[What to produce] For this exercise, write out every entry exactly and leave the pictures out.

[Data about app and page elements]
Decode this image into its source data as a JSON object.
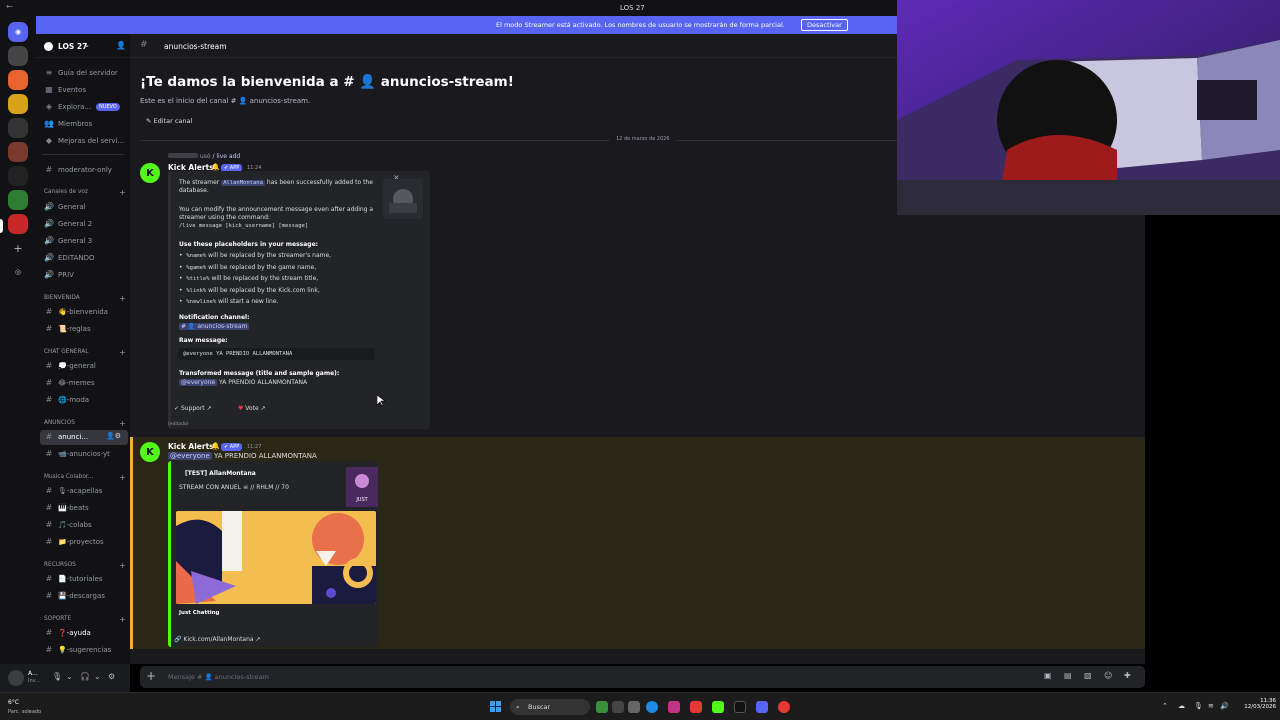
{
  "window": {
    "title": "LOS 27",
    "back": "←"
  },
  "banner": {
    "text": "El modo Streamer está activado. Los nombres de usuario se mostrarán de forma parcial.",
    "button": "Desactivar",
    "color": "#5865f2"
  },
  "server": {
    "name": "LOS 27",
    "nav": [
      {
        "label": "Guía del servidor",
        "icon": "guide-icon"
      },
      {
        "label": "Eventos",
        "icon": "calendar-icon"
      },
      {
        "label": "Explora...",
        "icon": "compass-icon",
        "badge": "NUEVO"
      },
      {
        "label": "Miembros",
        "icon": "members-icon"
      },
      {
        "label": "Mejoras del servi...",
        "icon": "boost-icon"
      }
    ],
    "channels_top": [
      {
        "label": "moderator-only"
      }
    ],
    "voice_category": "Canales de voz",
    "voice_channels": [
      {
        "label": "General"
      },
      {
        "label": "General 2"
      },
      {
        "label": "General 3"
      },
      {
        "label": "EDITANDO"
      },
      {
        "label": "PRIV"
      }
    ],
    "categories": [
      {
        "name": "BIENVENIDA",
        "channels": [
          "👋-bienvenida",
          "📜-reglas"
        ]
      },
      {
        "name": "CHAT GENERAL",
        "channels": [
          "💭-general",
          "😂-memes",
          "🌐-moda"
        ]
      },
      {
        "name": "ANUNCIOS",
        "channels": [
          "anunci...",
          "📹-anuncios-yt"
        ]
      },
      {
        "name": "Musica Colabor...",
        "channels": [
          "🎙-acapellas",
          "🎹-beats",
          "🎵-colabs",
          "📁-proyectos"
        ]
      },
      {
        "name": "RECURSOS",
        "channels": [
          "📄-tutoriales",
          "💾-descargas"
        ]
      },
      {
        "name": "SOPORTE",
        "channels": [
          "❓-ayuda",
          "💡-sugerencias"
        ]
      }
    ]
  },
  "user": {
    "name": "A...",
    "status": "Inv..."
  },
  "channel": {
    "name": "anuncios-stream",
    "welcome_title": "¡Te damos la bienvenida a # 👤 anuncios-stream!",
    "welcome_sub": "Este es el inicio del canal # 👤 anuncios-stream.",
    "edit_button": "Editar canal",
    "date": "12 de marzo de 2026"
  },
  "msg1": {
    "reply_used": "usó",
    "reply_cmd": "/ live add",
    "author": "Kick Alerts",
    "tag": "✔ APP",
    "time": "11:24",
    "embed": {
      "line1a": "The streamer",
      "line1b": "AllanMontana",
      "line1c": "has been successfully added to the",
      "line1d": "database.",
      "line2": "You can modify the announcement message even after adding a",
      "line3": "streamer using the command:",
      "line4": "/live message [kick_username] [message]",
      "placeholders_title": "Use these placeholders in your message:",
      "p1a": "%name%",
      "p1b": "will be replaced by the streamer's name,",
      "p2a": "%game%",
      "p2b": "will be replaced by the game name,",
      "p3a": "%title%",
      "p3b": "will be replaced by the stream title,",
      "p4a": "%link%",
      "p4b": "will be replaced by the Kick.com link,",
      "p5a": "%newline%",
      "p5b": "will start a new line.",
      "notif_title": "Notification channel:",
      "notif_channel": "# 👤 anuncios-stream",
      "raw_title": "Raw message:",
      "raw_value": "@everyone  YA PRENDIO ALLANMONTANA",
      "trans_title": "Transformed message (title and sample game):",
      "trans_mention": "@everyone",
      "trans_value": "YA PRENDIO ALLANMONTANA"
    },
    "support_btn": "Support",
    "vote_btn": "Vote",
    "edited": "(editado)"
  },
  "msg2": {
    "author": "Kick Alerts",
    "tag": "✔ APP",
    "time": "11:27",
    "mention": "@everyone",
    "text": "YA PRENDIO ALLANMONTANA",
    "embed_author": "[TEST] AllanMontana",
    "embed_title": "STREAM CON ANUEL ☠ // RHLM // 70",
    "category": "Just Chatting",
    "link": "Kick.com/AllanMontana",
    "accent": "#53fc18"
  },
  "composer": {
    "placeholder": "Mensaje # 👤 anuncios-stream"
  },
  "taskbar": {
    "weather": "6°C",
    "weather_desc": "Parc. soleado",
    "search": "Buscar",
    "time": "11:36",
    "date": "12/03/2026"
  }
}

[Answer for this exercise]
Decode this image into its source data as a JSON object.
{
  "window": {
    "title": "LOS 27",
    "back": "←"
  },
  "banner": {
    "text": "El modo Streamer está activado. Los nombres de usuario se mostrarán de forma parcial.",
    "button": "Desactivar",
    "color": "#5865f2"
  },
  "server": {
    "name": "LOS 27",
    "nav": [
      {
        "label": "Guía del servidor",
        "icon": "guide-icon"
      },
      {
        "label": "Eventos",
        "icon": "calendar-icon"
      },
      {
        "label": "Explora...",
        "icon": "compass-icon",
        "badge": "NUEVO"
      },
      {
        "label": "Miembros",
        "icon": "members-icon"
      },
      {
        "label": "Mejoras del servi...",
        "icon": "boost-icon"
      }
    ],
    "channels_top": [
      {
        "label": "moderator-only"
      }
    ],
    "voice_category": "Canales de voz",
    "voice_channels": [
      {
        "label": "General"
      },
      {
        "label": "General 2"
      },
      {
        "label": "General 3"
      },
      {
        "label": "EDITANDO"
      },
      {
        "label": "PRIV"
      }
    ],
    "categories": [
      {
        "name": "BIENVENIDA",
        "channels": [
          "👋-bienvenida",
          "📜-reglas"
        ]
      },
      {
        "name": "CHAT GENERAL",
        "channels": [
          "💭-general",
          "😂-memes",
          "🌐-moda"
        ]
      },
      {
        "name": "ANUNCIOS",
        "channels": [
          "anunci...",
          "📹-anuncios-yt"
        ]
      },
      {
        "name": "Musica Colabor...",
        "channels": [
          "🎙-acapellas",
          "🎹-beats",
          "🎵-colabs",
          "📁-proyectos"
        ]
      },
      {
        "name": "RECURSOS",
        "channels": [
          "📄-tutoriales",
          "💾-descargas"
        ]
      },
      {
        "name": "SOPORTE",
        "channels": [
          "❓-ayuda",
          "💡-sugerencias"
        ]
      }
    ]
  },
  "user": {
    "name": "A...",
    "status": "Inv..."
  },
  "channel": {
    "name": "anuncios-stream",
    "welcome_title": "¡Te damos la bienvenida a # 👤 anuncios-stream!",
    "welcome_sub": "Este es el inicio del canal # 👤 anuncios-stream.",
    "edit_button": "Editar canal",
    "date": "12 de marzo de 2026"
  },
  "msg1": {
    "reply_used": "usó",
    "reply_cmd": "/ live add",
    "author": "Kick Alerts",
    "tag": "✔ APP",
    "time": "11:24",
    "embed": {
      "line1a": "The streamer",
      "line1b": "AllanMontana",
      "line1c": "has been successfully added to the",
      "line1d": "database.",
      "line2": "You can modify the announcement message even after adding a",
      "line3": "streamer using the command:",
      "line4": "/live message [kick_username] [message]",
      "placeholders_title": "Use these placeholders in your message:",
      "p1a": "%name%",
      "p1b": "will be replaced by the streamer's name,",
      "p2a": "%game%",
      "p2b": "will be replaced by the game name,",
      "p3a": "%title%",
      "p3b": "will be replaced by the stream title,",
      "p4a": "%link%",
      "p4b": "will be replaced by the Kick.com link,",
      "p5a": "%newline%",
      "p5b": "will start a new line.",
      "notif_title": "Notification channel:",
      "notif_channel": "# 👤 anuncios-stream",
      "raw_title": "Raw message:",
      "raw_value": "@everyone  YA PRENDIO ALLANMONTANA",
      "trans_title": "Transformed message (title and sample game):",
      "trans_mention": "@everyone",
      "trans_value": "YA PRENDIO ALLANMONTANA"
    },
    "support_btn": "Support",
    "vote_btn": "Vote",
    "edited": "(editado)"
  },
  "msg2": {
    "author": "Kick Alerts",
    "tag": "✔ APP",
    "time": "11:27",
    "mention": "@everyone",
    "text": "YA PRENDIO ALLANMONTANA",
    "embed_author": "[TEST] AllanMontana",
    "embed_title": "STREAM CON ANUEL ☠ // RHLM // 70",
    "category": "Just Chatting",
    "link": "Kick.com/AllanMontana",
    "accent": "#53fc18"
  },
  "composer": {
    "placeholder": "Mensaje # 👤 anuncios-stream"
  },
  "taskbar": {
    "weather": "6°C",
    "weather_desc": "Parc. soleado",
    "search": "Buscar",
    "time": "11:36",
    "date": "12/03/2026"
  }
}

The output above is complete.